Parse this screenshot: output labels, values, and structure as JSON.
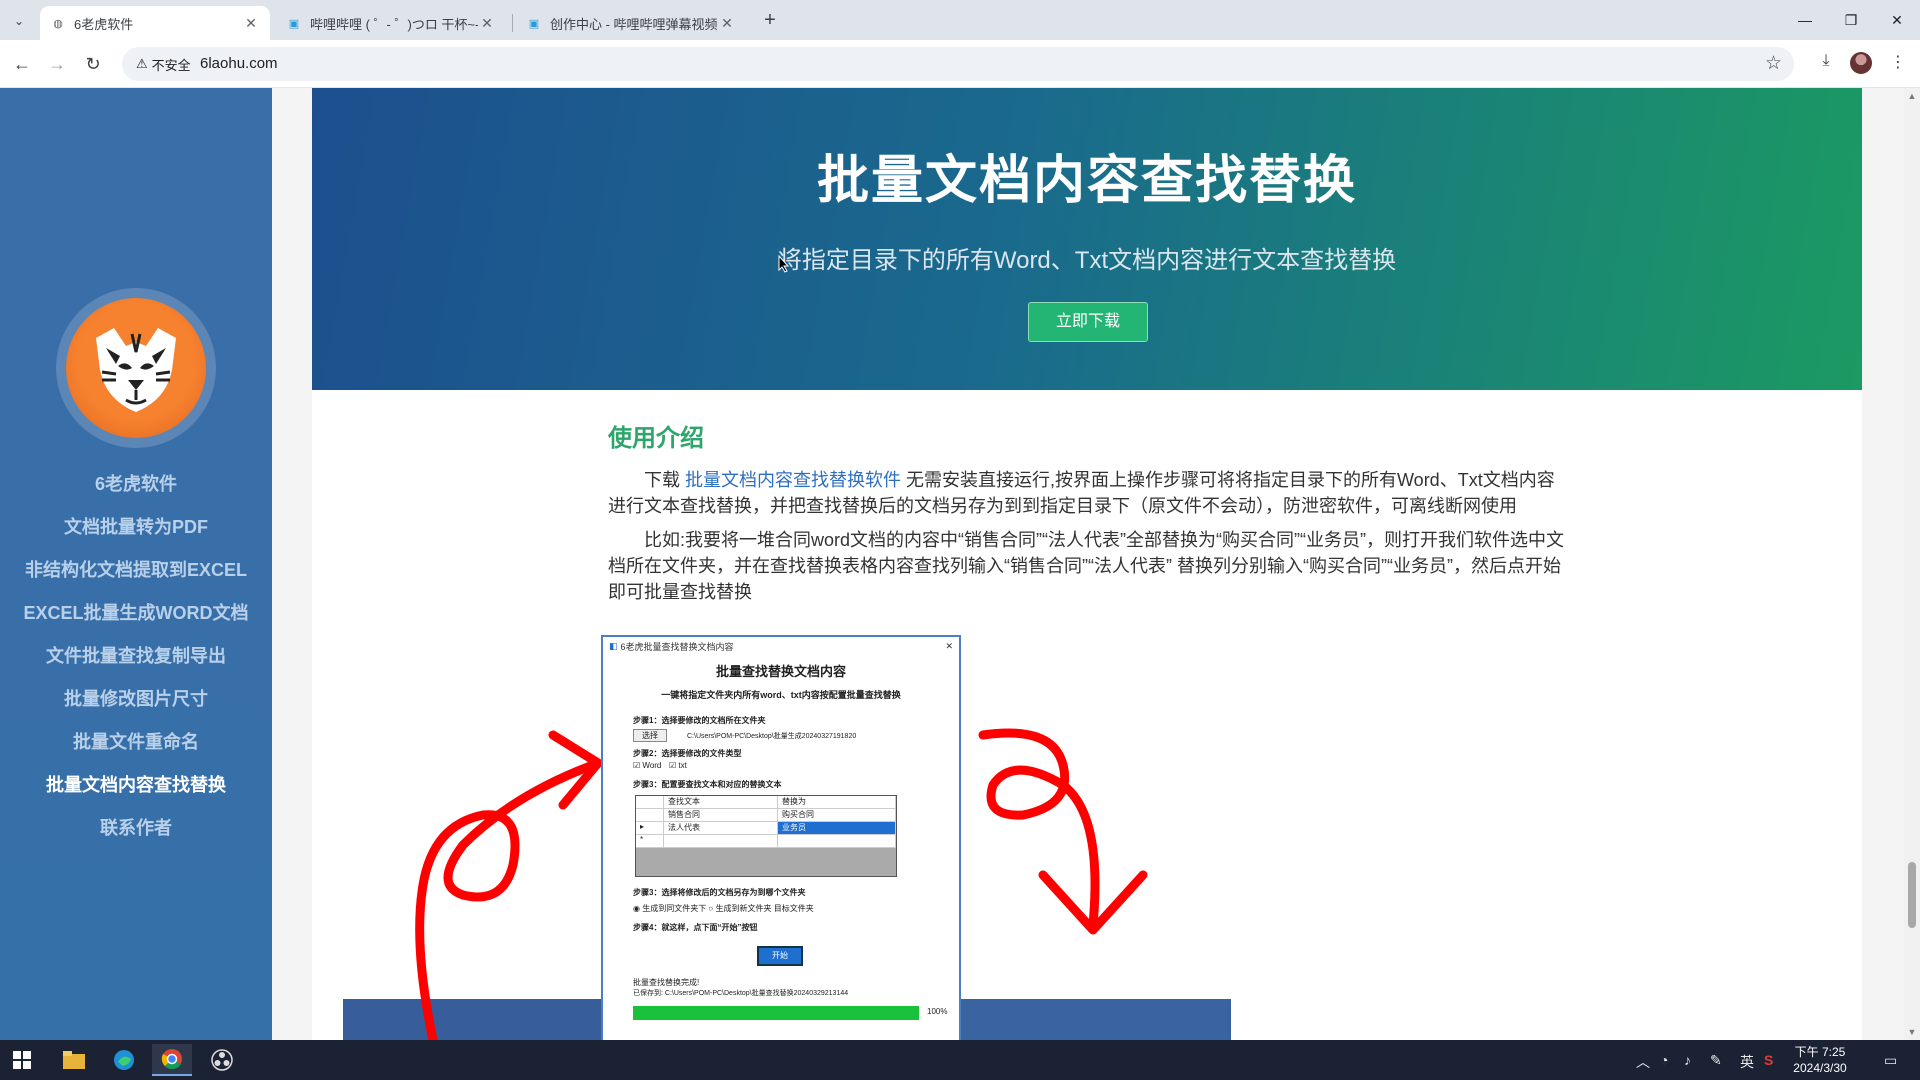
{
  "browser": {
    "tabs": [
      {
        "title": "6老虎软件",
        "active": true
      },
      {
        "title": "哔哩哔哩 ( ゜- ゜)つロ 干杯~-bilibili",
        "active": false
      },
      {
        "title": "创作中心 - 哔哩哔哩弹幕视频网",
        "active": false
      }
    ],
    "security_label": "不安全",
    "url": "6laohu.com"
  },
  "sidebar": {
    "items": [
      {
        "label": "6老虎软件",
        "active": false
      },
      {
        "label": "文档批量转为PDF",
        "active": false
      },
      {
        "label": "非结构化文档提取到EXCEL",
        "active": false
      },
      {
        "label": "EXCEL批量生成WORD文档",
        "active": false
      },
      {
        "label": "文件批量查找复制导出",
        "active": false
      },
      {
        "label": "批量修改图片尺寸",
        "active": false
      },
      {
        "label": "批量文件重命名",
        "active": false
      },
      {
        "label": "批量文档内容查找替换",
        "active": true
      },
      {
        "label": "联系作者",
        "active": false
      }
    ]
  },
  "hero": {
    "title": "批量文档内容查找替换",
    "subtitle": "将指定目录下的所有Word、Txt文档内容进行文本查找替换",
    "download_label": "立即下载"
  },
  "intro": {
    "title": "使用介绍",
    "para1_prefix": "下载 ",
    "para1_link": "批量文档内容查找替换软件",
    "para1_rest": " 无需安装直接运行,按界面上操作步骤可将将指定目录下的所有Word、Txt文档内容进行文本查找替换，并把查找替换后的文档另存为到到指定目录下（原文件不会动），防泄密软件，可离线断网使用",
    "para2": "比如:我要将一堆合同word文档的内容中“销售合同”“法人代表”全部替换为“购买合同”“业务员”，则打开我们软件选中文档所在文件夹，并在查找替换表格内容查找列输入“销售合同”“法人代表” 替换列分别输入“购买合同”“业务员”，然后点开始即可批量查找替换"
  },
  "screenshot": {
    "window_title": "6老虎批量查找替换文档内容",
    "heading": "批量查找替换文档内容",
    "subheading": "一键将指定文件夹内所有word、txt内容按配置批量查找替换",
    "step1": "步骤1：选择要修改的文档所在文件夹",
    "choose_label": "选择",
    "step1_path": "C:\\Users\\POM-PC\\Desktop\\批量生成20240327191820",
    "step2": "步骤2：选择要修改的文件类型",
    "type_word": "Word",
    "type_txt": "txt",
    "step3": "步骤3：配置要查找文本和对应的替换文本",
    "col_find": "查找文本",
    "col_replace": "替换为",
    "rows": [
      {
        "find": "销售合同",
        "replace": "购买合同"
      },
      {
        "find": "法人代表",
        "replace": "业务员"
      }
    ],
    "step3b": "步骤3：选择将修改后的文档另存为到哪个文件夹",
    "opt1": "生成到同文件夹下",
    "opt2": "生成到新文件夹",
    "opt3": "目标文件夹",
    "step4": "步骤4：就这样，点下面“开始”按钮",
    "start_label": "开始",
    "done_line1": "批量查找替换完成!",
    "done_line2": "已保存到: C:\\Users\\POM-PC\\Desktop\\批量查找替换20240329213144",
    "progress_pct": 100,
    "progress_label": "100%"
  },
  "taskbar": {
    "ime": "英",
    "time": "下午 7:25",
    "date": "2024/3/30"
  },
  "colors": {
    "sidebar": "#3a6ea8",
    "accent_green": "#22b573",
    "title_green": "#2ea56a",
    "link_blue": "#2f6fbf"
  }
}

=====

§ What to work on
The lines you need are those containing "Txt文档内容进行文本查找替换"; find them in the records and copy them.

§ Exercise solution
    "subtitle": "将指定目录下的所有Word、Txt文档内容进行文本查找替换",
    "para1_rest": " 无需安装直接运行,按界面上操作步骤可将将指定目录下的所有Word、Txt文档内容进行文本查找替换，并把查找替换后的文档另存为到到指定目录下（原文件不会动），防泄密软件，可离线断网使用",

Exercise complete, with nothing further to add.